The political, economic and social futures of the two continents are linked, write Jean-Yves Le Drian, Heiko Maas, Augusto Santos Silva and Anže Logar
On October 26, the European Union and African Union foreign ministers will meet in Kigali for the first AU-EU ministerial meeting since the start of the COVID-19 pandemic. This gathering is of particular importance, as it will set the stage for the next AU-EU summit in 2022.
These two events underline the relevance of the EU-Africa partnership as a key priority of our foreign policies. It is not only geography that makes Europe and Africa natural allies. The two continents share a deep attachment to the principles of multilateralism, international cooperation and the rules-based international order. Our political, economic and social futures are linked.

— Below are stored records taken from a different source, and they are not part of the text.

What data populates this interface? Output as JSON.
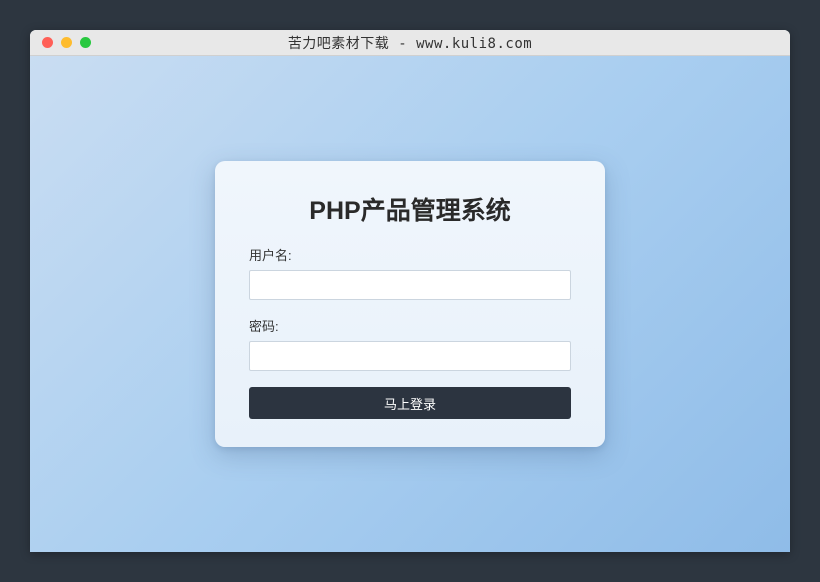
{
  "window": {
    "title": "苦力吧素材下载 - www.kuli8.com"
  },
  "login": {
    "title": "PHP产品管理系统",
    "username_label": "用户名:",
    "username_value": "",
    "password_label": "密码:",
    "password_value": "",
    "submit_label": "马上登录"
  }
}
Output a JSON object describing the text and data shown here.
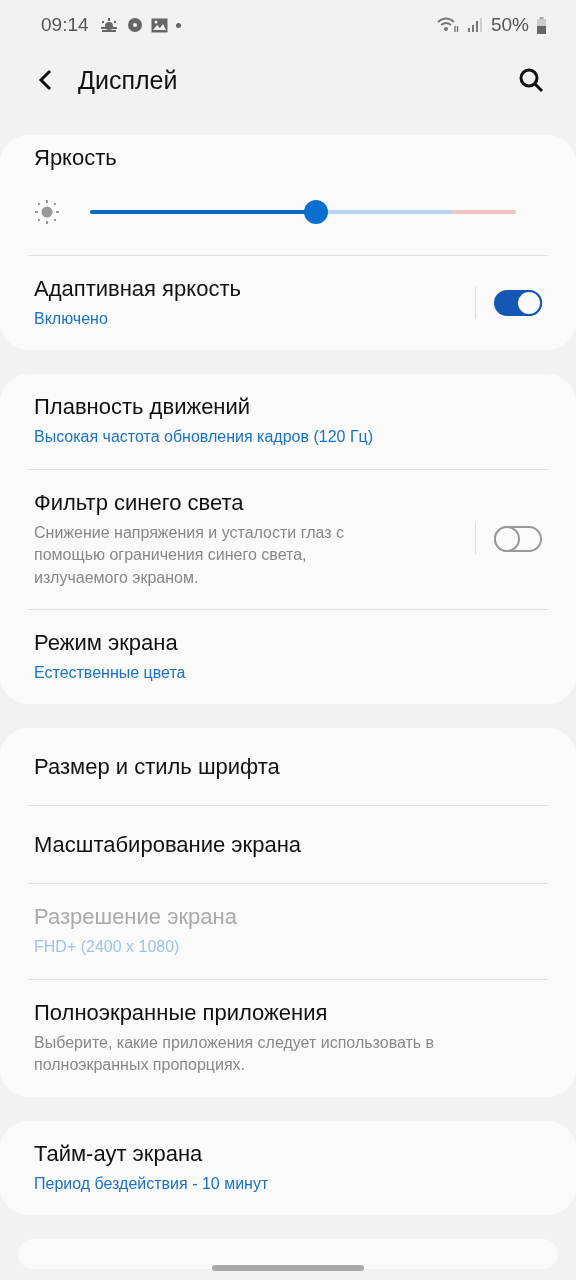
{
  "status_bar": {
    "time": "09:14",
    "battery": "50%"
  },
  "header": {
    "title": "Дисплей"
  },
  "groups": [
    {
      "items": [
        {
          "kind": "slider",
          "title": "Яркость",
          "level": 0.53,
          "disabled": false
        },
        {
          "kind": "switch",
          "title": "Адаптивная яркость",
          "subtitle": "Включено",
          "subtitle_hint": false,
          "on": true,
          "disabled": false
        }
      ]
    },
    {
      "items": [
        {
          "kind": "text",
          "title": "Плавность движений",
          "subtitle": "Высокая частота обновления кадров (120 Гц)",
          "subtitle_hint": false,
          "disabled": false
        },
        {
          "kind": "switch",
          "title": "Фильтр синего света",
          "subtitle": "Снижение напряжения и усталости глаз с помощью ограничения синего света, излучаемого экраном.",
          "subtitle_hint": true,
          "on": false,
          "disabled": false
        },
        {
          "kind": "text",
          "title": "Режим экрана",
          "subtitle": "Естественные цвета",
          "subtitle_hint": false,
          "disabled": false
        }
      ]
    },
    {
      "items": [
        {
          "kind": "text",
          "title": "Размер и стиль шрифта",
          "disabled": false
        },
        {
          "kind": "text",
          "title": "Масштабирование экрана",
          "disabled": false
        },
        {
          "kind": "text",
          "title": "Разрешение экрана",
          "subtitle": "FHD+ (2400 x 1080)",
          "subtitle_hint": false,
          "disabled": true
        },
        {
          "kind": "text",
          "title": "Полноэкранные приложения",
          "subtitle": "Выберите, какие приложения следует использовать в полноэкранных пропорциях.",
          "subtitle_hint": true,
          "disabled": false
        }
      ]
    },
    {
      "items": [
        {
          "kind": "text",
          "title": "Тайм-аут экрана",
          "subtitle": "Период бездействия - 10 минут",
          "subtitle_hint": false,
          "disabled": false
        }
      ]
    }
  ]
}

The pandemic was another reminder that we must work together to build our common future. For this, we must take into account the increased political, security and economic role of the African continent, linked to the responsibility to promote inclusive and sustainable economic growth to ensure prospects for its young populations. To achieve this, investing in people – in quality education, skills development and access to decent work – is an essential part of our common efforts. Special attention should be paid to investing in education, health and economic opportunities for women and girls, which are fundamental to realizing the continent’s human capital.
The two continents benefit from a rules-based world order and regional integration. They also benefit from digital transformation and understand the importance of making it cyber-resilient and people-centered.
With its enormous renewable energy potential and rich biodiversity, we are counting on Africa to become a key partner in the pursuit of a more sustainable world, in line with the United Nations Sustainable Development Goals and Agenda 2063 of the African Union. The transition should not be seen as an obstacle but as the cornerstone of cleaner and more sustainable economic growth, improving connectivity and generating new and better jobs for young Africans and Europeans, while addressing important global challenges. climate change and the scarcity of natural resources, especially water.
We note that other global players have rightly realized the considerable economic and geostrategic importance of the continent. Europe remains, by far, Africa’s main trading partner, largest investor and most trusted ally in the pursuit of peace and security. We must build on this partnership and deepen our cooperation in a spirit of equality, solidarity and even greater mutual respect.
The meeting of African and European Union foreign ministers will address all these issues, as will the forthcoming Europe-Africa Summit. It will be an opportunity to recognize the road traveled together so far and to address the common challenges and opportunities that lie ahead.
The three consecutive presidencies of the Council of the European Union by Germany, Portugal and Slovenia and the forthcoming one by France have strongly supported the vision of a renewed and mutually reinforcing political partnership between Africa and the Europe, which defines new roles on both sides.
Taking to heart the European Commission’s proposal for a ‘Global Strategy with Africa’, in a concerted effort as a ‘Team Europe’, the EU and its Member States have endeavored to expand a global mechanism for equitable distribution of COVID-19 vaccines, tests and treatments; and strengthen African health systems by supporting vaccine manufacturing in Africa.
We also approved a new set of ambitious instruments such as the European Peace Facility (EPF) and the Neighborhood, Development and International Cooperation Instrument (NDICI), providing the EU with a better toolbox for work alongside our African partners in the areas of peace. , security, good governance, global challenges and sustainable development.
In addition, throughout the past year and a half, we have undertaken various initiatives related to debt relief and the promotion of new investments and finance for the continent, whether through the G20 Compact with Africa, hosted by Germany in August, the EU High Level Conference -Africa Green Investment Forum, co-hosted by Portugal and the EIB in April, or the Summit on Financing African Economies, hosted by France in May. Through these initiatives, we have sought to create building blocks for the upcoming summit, which should guide the efforts of the EU-Africa partnership to advance a truly sustainable post-COVID recovery. Further supporting the gradual implementation of the African Union Continental Free Trade Area will be another important step in this regard.
As the 6th EU-AU Summit approaches, it is time to put into practice our ambition for a deeper and more substantial common agenda. The Summit will also be an opportunity to explore synergies and links with the new framework for cooperation with African, Caribbean and Pacific States, as envisioned in the post-Cotonou Agreement.
We are not only united by common strategic interests, but also linked by the vision of a partnership that benefits the peoples of both continents. The pandemic has shown how closely our destinies are intertwined. Using this experience creates an unparalleled opportunity – for Africa and for Europe.
Le Drian, Maas, Santos Silva and Logar are respectively French, German, Portuguese and Slovenian Foreign Ministers